*What you have to do*
Each entry is to be given again precisely, and no picture may be carried over.

*Dataset entries*
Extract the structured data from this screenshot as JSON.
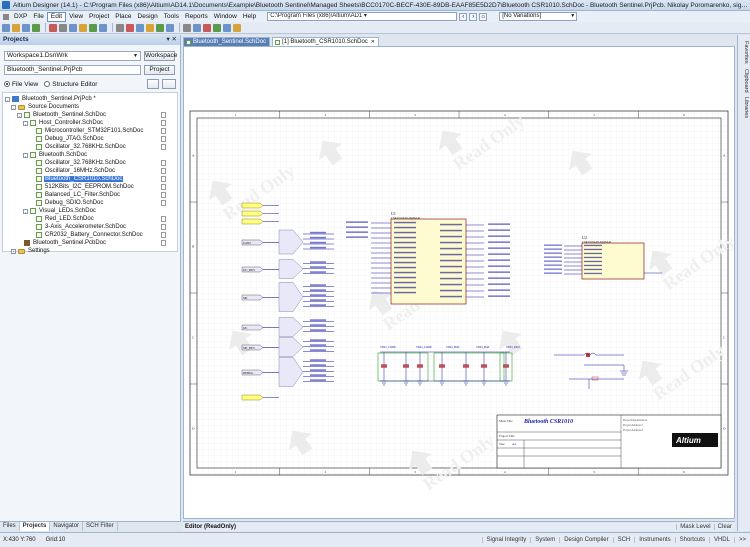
{
  "window": {
    "title": "Altium Designer (14.1) - C:\\Program Files (x86)\\Altium\\AD14.1\\Documents\\Example\\Bluetooth Sentinel\\Managed Sheets\\BCC0170C-BECF-430E-89DB-EAAF85E5D2D7\\Bluetooth CSR1010.SchDoc - Bluetooth Sentinel.PrjPcb. Nikolay Poromarenko, signed in."
  },
  "menu": {
    "items": [
      "DXP",
      "File",
      "Edit",
      "View",
      "Project",
      "Place",
      "Design",
      "Tools",
      "Reports",
      "Window",
      "Help"
    ],
    "active": "Edit",
    "path": "C:\\Program Files (x86)\\Altium\\AD1 ▾",
    "variants": "[No Variations]"
  },
  "projects_panel": {
    "title": "Projects",
    "workspace_value": "Workspace1.DsnWrk",
    "workspace_button": "Workspace",
    "project_value": "Bluetooth_Sentinel.PrjPcb",
    "project_button": "Project",
    "file_view": "File View",
    "structure_editor": "Structure Editor",
    "tree": [
      {
        "label": "Bluetooth_Sentinel.PrjPcb *",
        "icon": "project-icon",
        "exp": "-"
      },
      {
        "label": "Source Documents",
        "icon": "folder-icon",
        "exp": "-"
      },
      {
        "label": "Bluetooth_Sentinel.SchDoc",
        "icon": "schematic-icon",
        "exp": "-"
      },
      {
        "label": "Host_Controller.SchDoc",
        "icon": "schematic-icon",
        "exp": "-"
      },
      {
        "label": "Microcontroller_STM32F101.SchDoc",
        "icon": "schematic-icon",
        "exp": ""
      },
      {
        "label": "Debug_JTAG.SchDoc",
        "icon": "schematic-icon",
        "exp": ""
      },
      {
        "label": "Oscillator_32.768KHz.SchDoc",
        "icon": "schematic-icon",
        "exp": ""
      },
      {
        "label": "Bluetooth.SchDoc",
        "icon": "schematic-icon",
        "exp": "-"
      },
      {
        "label": "Oscillator_32.768KHz.SchDoc",
        "icon": "schematic-icon",
        "exp": ""
      },
      {
        "label": "Oscillator_16MHz.SchDoc",
        "icon": "schematic-icon",
        "exp": ""
      },
      {
        "label": "Bluetooth_CSR1010.SchDoc",
        "icon": "schematic-icon",
        "exp": "",
        "selected": true
      },
      {
        "label": "512KBits_I2C_EEPROM.SchDoc",
        "icon": "schematic-icon",
        "exp": ""
      },
      {
        "label": "Balanced_LC_Filter.SchDoc",
        "icon": "schematic-icon",
        "exp": ""
      },
      {
        "label": "Debug_SDIO.SchDoc",
        "icon": "schematic-icon",
        "exp": ""
      },
      {
        "label": "Visual_LEDs.SchDoc",
        "icon": "schematic-icon",
        "exp": "-"
      },
      {
        "label": "Red_LED.SchDoc",
        "icon": "schematic-icon",
        "exp": ""
      },
      {
        "label": "3-Axis_Accelerometer.SchDoc",
        "icon": "schematic-icon",
        "exp": ""
      },
      {
        "label": "CR2032_Battery_Connector.SchDoc",
        "icon": "schematic-icon",
        "exp": ""
      },
      {
        "label": "Bluetooth_Sentinel.PcbDoc",
        "icon": "pcb-icon",
        "exp": ""
      },
      {
        "label": "Settings",
        "icon": "folder-icon",
        "exp": "+"
      }
    ],
    "bottom_tabs": [
      "Files",
      "Projects",
      "Navigator",
      "SCH Filter"
    ],
    "active_tab": "Projects"
  },
  "doc_tabs": [
    "Bluetooth_Sentinel.SchDoc",
    "[1] Bluetooth_CSR1010.SchDoc"
  ],
  "sheet": {
    "chip_u1_ref": "U1",
    "chip_u1_name": "CSR1010A05-IQQM-R",
    "chip_u2_ref": "U2",
    "chip_u2_name": "CSR1010A05-IQQM-R",
    "ports_left": [
      "UART",
      "I2C_BUS",
      "SPI",
      "I2C",
      "SPI_BUS",
      "DEBUG",
      "DEBUG_SPI",
      "PIO",
      "SDA",
      "RF_IN"
    ],
    "caps_labels": [
      "VDD_CORE",
      "VDD_CORE",
      "VDD_BAT",
      "VDD_BAT",
      "VDD_PAD"
    ],
    "watermark": "Read Only",
    "title_block": {
      "title_label": "Sheet Title",
      "title": "Bluetooth CSR1010",
      "proj_label": "Project Title",
      "size_label": "Size",
      "size": "A4",
      "logo": "Altium",
      "org": "ProjectOrganization",
      "addr1": "ProjectAddress1",
      "addr2": "ProjectAddress2"
    },
    "grid_numbers": [
      "1",
      "2",
      "3",
      "4",
      "5",
      "6"
    ],
    "grid_letters": [
      "A",
      "B",
      "C",
      "D"
    ]
  },
  "editor": {
    "label": "Editor (ReadOnly)",
    "right": [
      "Mask Level",
      "Clear"
    ]
  },
  "right_panel_tabs": [
    "Favorites",
    "Clipboard",
    "Libraries"
  ],
  "status": {
    "coords": "X:430 Y:760",
    "grid": "Grid:10",
    "items": [
      "Signal Integrity",
      "System",
      "Design Compiler",
      "SCH",
      "Instruments",
      "Shortcuts",
      "VHDL",
      ">>"
    ]
  },
  "colors": {
    "wire": "#1a1aa8",
    "component": "#b33",
    "chip_fill": "#fffbd1",
    "port_fill": "#e8e8f8",
    "net_label": "#1a1aa8",
    "selection": "#3875d7"
  }
}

*Finished task*
Extract the structured data from this screenshot as JSON.
{
  "window": {
    "title": "Altium Designer (14.1) - C:\\Program Files (x86)\\Altium\\AD14.1\\Documents\\Example\\Bluetooth Sentinel\\Managed Sheets\\BCC0170C-BECF-430E-89DB-EAAF85E5D2D7\\Bluetooth CSR1010.SchDoc - Bluetooth Sentinel.PrjPcb. Nikolay Poromarenko, signed in."
  },
  "menu": {
    "items": [
      "DXP",
      "File",
      "Edit",
      "View",
      "Project",
      "Place",
      "Design",
      "Tools",
      "Reports",
      "Window",
      "Help"
    ],
    "active": "Edit",
    "path": "C:\\Program Files (x86)\\Altium\\AD1 ▾",
    "variants": "[No Variations]"
  },
  "projects_panel": {
    "title": "Projects",
    "workspace_value": "Workspace1.DsnWrk",
    "workspace_button": "Workspace",
    "project_value": "Bluetooth_Sentinel.PrjPcb",
    "project_button": "Project",
    "file_view": "File View",
    "structure_editor": "Structure Editor",
    "tree": [
      {
        "label": "Bluetooth_Sentinel.PrjPcb *",
        "icon": "project-icon",
        "exp": "-"
      },
      {
        "label": "Source Documents",
        "icon": "folder-icon",
        "exp": "-"
      },
      {
        "label": "Bluetooth_Sentinel.SchDoc",
        "icon": "schematic-icon",
        "exp": "-"
      },
      {
        "label": "Host_Controller.SchDoc",
        "icon": "schematic-icon",
        "exp": "-"
      },
      {
        "label": "Microcontroller_STM32F101.SchDoc",
        "icon": "schematic-icon",
        "exp": ""
      },
      {
        "label": "Debug_JTAG.SchDoc",
        "icon": "schematic-icon",
        "exp": ""
      },
      {
        "label": "Oscillator_32.768KHz.SchDoc",
        "icon": "schematic-icon",
        "exp": ""
      },
      {
        "label": "Bluetooth.SchDoc",
        "icon": "schematic-icon",
        "exp": "-"
      },
      {
        "label": "Oscillator_32.768KHz.SchDoc",
        "icon": "schematic-icon",
        "exp": ""
      },
      {
        "label": "Oscillator_16MHz.SchDoc",
        "icon": "schematic-icon",
        "exp": ""
      },
      {
        "label": "Bluetooth_CSR1010.SchDoc",
        "icon": "schematic-icon",
        "exp": "",
        "selected": true
      },
      {
        "label": "512KBits_I2C_EEPROM.SchDoc",
        "icon": "schematic-icon",
        "exp": ""
      },
      {
        "label": "Balanced_LC_Filter.SchDoc",
        "icon": "schematic-icon",
        "exp": ""
      },
      {
        "label": "Debug_SDIO.SchDoc",
        "icon": "schematic-icon",
        "exp": ""
      },
      {
        "label": "Visual_LEDs.SchDoc",
        "icon": "schematic-icon",
        "exp": "-"
      },
      {
        "label": "Red_LED.SchDoc",
        "icon": "schematic-icon",
        "exp": ""
      },
      {
        "label": "3-Axis_Accelerometer.SchDoc",
        "icon": "schematic-icon",
        "exp": ""
      },
      {
        "label": "CR2032_Battery_Connector.SchDoc",
        "icon": "schematic-icon",
        "exp": ""
      },
      {
        "label": "Bluetooth_Sentinel.PcbDoc",
        "icon": "pcb-icon",
        "exp": ""
      },
      {
        "label": "Settings",
        "icon": "folder-icon",
        "exp": "+"
      }
    ],
    "bottom_tabs": [
      "Files",
      "Projects",
      "Navigator",
      "SCH Filter"
    ],
    "active_tab": "Projects"
  },
  "doc_tabs": [
    "Bluetooth_Sentinel.SchDoc",
    "[1] Bluetooth_CSR1010.SchDoc"
  ],
  "sheet": {
    "chip_u1_ref": "U1",
    "chip_u1_name": "CSR1010A05-IQQM-R",
    "chip_u2_ref": "U2",
    "chip_u2_name": "CSR1010A05-IQQM-R",
    "ports_left": [
      "UART",
      "I2C_BUS",
      "SPI",
      "I2C",
      "SPI_BUS",
      "DEBUG",
      "DEBUG_SPI",
      "PIO",
      "SDA",
      "RF_IN"
    ],
    "caps_labels": [
      "VDD_CORE",
      "VDD_CORE",
      "VDD_BAT",
      "VDD_BAT",
      "VDD_PAD"
    ],
    "watermark": "Read Only",
    "title_block": {
      "title_label": "Sheet Title",
      "title": "Bluetooth CSR1010",
      "proj_label": "Project Title",
      "size_label": "Size",
      "size": "A4",
      "logo": "Altium",
      "org": "ProjectOrganization",
      "addr1": "ProjectAddress1",
      "addr2": "ProjectAddress2"
    },
    "grid_numbers": [
      "1",
      "2",
      "3",
      "4",
      "5",
      "6"
    ],
    "grid_letters": [
      "A",
      "B",
      "C",
      "D"
    ]
  },
  "editor": {
    "label": "Editor (ReadOnly)",
    "right": [
      "Mask Level",
      "Clear"
    ]
  },
  "right_panel_tabs": [
    "Favorites",
    "Clipboard",
    "Libraries"
  ],
  "status": {
    "coords": "X:430 Y:760",
    "grid": "Grid:10",
    "items": [
      "Signal Integrity",
      "System",
      "Design Compiler",
      "SCH",
      "Instruments",
      "Shortcuts",
      "VHDL",
      ">>"
    ]
  },
  "colors": {
    "wire": "#1a1aa8",
    "component": "#b33",
    "chip_fill": "#fffbd1",
    "port_fill": "#e8e8f8",
    "net_label": "#1a1aa8",
    "selection": "#3875d7"
  }
}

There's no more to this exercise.